In an update to a story that the Twin Cities media has gone absolutely crazy over (see, e.g. coverage in Patch, MPR, PiPress, and Strib) it looks like 3 of the 4 Lakeville teens mentioned in this prior post have plead guilty to a gross misdemeanor count of conspiracy to interfere with privacy (Minn. Stat. 609.746), and not the more constitutionally troublesome criminal defamation with which they were apparently also charged. According to the reports, a fourth student’s case has yet to be resolved.

Brian Johnson Wins Injunction; Distributes Bibles at Pride Fest

25 Jun

This is obviously a little tardy, but an important update to a previous post. Brian Johnson was  granted a temporary injunction by the U.S. Eighth Circuit Court of Appeals that allowed him full access to pass out Bibles on the grounds of the Twin Cities Pride Festival this past Sunday. The district court decision stayed by the injunction can be found here.

Some Local Reaction to America Tradition, Inc. v. Bullock

25 Jun

Today, the Supreme Court of the United States released America Tradition, Inc. v. Bullock, a per curiam opinion summarily reversing the Montana Supreme Court’s decision upholding a state law restricting campaign-related speech by corporations.

Local reaction included an unsurprisingly hostile critique from Rep. Keith Ellison and a statement from Minnesota state campaign finance board Executive Director Gary Goldsmith, who said he doesn’t expect any change in Minnesota law because the state legislature revised Minnesota’s campaign finance law at the end of the 2010 session in response to Citizens United.

As the Strib piece on Goldsmith noted, there is ongoing litigation over Minnesota’s campaign finance law, and an appeal is currently under en banc review by the Eighth Circuit.

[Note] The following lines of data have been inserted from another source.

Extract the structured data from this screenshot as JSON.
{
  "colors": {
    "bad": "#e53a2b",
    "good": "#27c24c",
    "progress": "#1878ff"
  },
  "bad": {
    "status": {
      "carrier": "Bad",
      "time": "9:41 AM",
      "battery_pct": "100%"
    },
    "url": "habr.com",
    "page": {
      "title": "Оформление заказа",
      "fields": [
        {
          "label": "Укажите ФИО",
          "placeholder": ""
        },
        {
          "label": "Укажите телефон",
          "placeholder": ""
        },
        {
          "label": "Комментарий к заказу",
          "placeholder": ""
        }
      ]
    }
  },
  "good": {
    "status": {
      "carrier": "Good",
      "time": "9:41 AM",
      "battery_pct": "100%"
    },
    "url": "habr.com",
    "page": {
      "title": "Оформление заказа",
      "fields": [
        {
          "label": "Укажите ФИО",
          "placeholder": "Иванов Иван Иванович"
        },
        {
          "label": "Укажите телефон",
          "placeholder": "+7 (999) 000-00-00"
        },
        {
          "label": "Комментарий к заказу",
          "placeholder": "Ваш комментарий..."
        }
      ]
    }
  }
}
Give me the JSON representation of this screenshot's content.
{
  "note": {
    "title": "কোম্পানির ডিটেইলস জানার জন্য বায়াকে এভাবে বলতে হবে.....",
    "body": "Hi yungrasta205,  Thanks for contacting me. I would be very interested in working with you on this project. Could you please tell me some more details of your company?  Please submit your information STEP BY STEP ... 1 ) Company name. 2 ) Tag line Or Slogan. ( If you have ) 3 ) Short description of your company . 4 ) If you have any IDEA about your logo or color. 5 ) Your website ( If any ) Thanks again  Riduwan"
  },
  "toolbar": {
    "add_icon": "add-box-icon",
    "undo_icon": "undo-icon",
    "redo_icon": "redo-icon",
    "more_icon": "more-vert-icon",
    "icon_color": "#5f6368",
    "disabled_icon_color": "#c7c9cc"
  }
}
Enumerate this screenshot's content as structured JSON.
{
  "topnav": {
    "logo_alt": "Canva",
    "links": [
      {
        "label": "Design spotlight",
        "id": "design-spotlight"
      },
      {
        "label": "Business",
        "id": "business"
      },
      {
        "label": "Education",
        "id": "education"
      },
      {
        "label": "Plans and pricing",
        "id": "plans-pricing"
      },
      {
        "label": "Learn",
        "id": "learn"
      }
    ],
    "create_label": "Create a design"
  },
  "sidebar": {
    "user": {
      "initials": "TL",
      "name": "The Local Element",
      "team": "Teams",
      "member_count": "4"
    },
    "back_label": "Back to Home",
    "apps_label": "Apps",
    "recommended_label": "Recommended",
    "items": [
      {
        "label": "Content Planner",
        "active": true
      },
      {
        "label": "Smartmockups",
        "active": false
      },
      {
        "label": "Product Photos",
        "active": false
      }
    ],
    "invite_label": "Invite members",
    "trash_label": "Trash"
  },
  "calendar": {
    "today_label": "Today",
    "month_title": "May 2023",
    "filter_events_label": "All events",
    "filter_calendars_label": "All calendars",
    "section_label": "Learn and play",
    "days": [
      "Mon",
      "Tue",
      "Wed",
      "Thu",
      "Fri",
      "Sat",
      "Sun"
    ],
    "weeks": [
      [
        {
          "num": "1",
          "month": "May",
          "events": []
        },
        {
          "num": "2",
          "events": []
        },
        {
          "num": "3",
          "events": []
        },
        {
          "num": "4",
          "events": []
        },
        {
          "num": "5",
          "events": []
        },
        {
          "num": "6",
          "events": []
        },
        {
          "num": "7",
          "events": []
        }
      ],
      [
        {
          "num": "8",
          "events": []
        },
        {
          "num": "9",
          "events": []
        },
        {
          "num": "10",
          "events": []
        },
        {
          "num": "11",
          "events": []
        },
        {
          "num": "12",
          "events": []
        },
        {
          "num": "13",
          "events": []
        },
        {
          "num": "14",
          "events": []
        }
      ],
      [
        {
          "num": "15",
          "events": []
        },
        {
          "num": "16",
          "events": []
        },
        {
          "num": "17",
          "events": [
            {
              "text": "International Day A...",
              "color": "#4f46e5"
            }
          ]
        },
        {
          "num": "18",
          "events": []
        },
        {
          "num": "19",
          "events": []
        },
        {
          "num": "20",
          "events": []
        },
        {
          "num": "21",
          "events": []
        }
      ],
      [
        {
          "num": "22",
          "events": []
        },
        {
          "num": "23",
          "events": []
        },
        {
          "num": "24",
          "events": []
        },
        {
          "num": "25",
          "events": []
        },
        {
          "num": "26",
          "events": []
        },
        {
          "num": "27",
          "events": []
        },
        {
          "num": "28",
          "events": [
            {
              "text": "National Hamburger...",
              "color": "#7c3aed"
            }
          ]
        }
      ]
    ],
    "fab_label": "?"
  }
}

Afton Limits Political Speech, No One Seems to Care

24 Jun

In a nod to Minnesota Nice, Afton has imposed a regulation limiting political parade groups to 15-persons.  While the regulation has no enforcement mechanism, it does seem to limit political speech. In a noble skirting of  the issue Betty McCullom’s office stated “We just abide by whatever the regulations are.  We just want to cooperate with whatever the community sets forth, so no, it’s not a problem.” Which I believe is a paraphrase of “I disapprove of what you say, but I will defend to the death your right to say it.”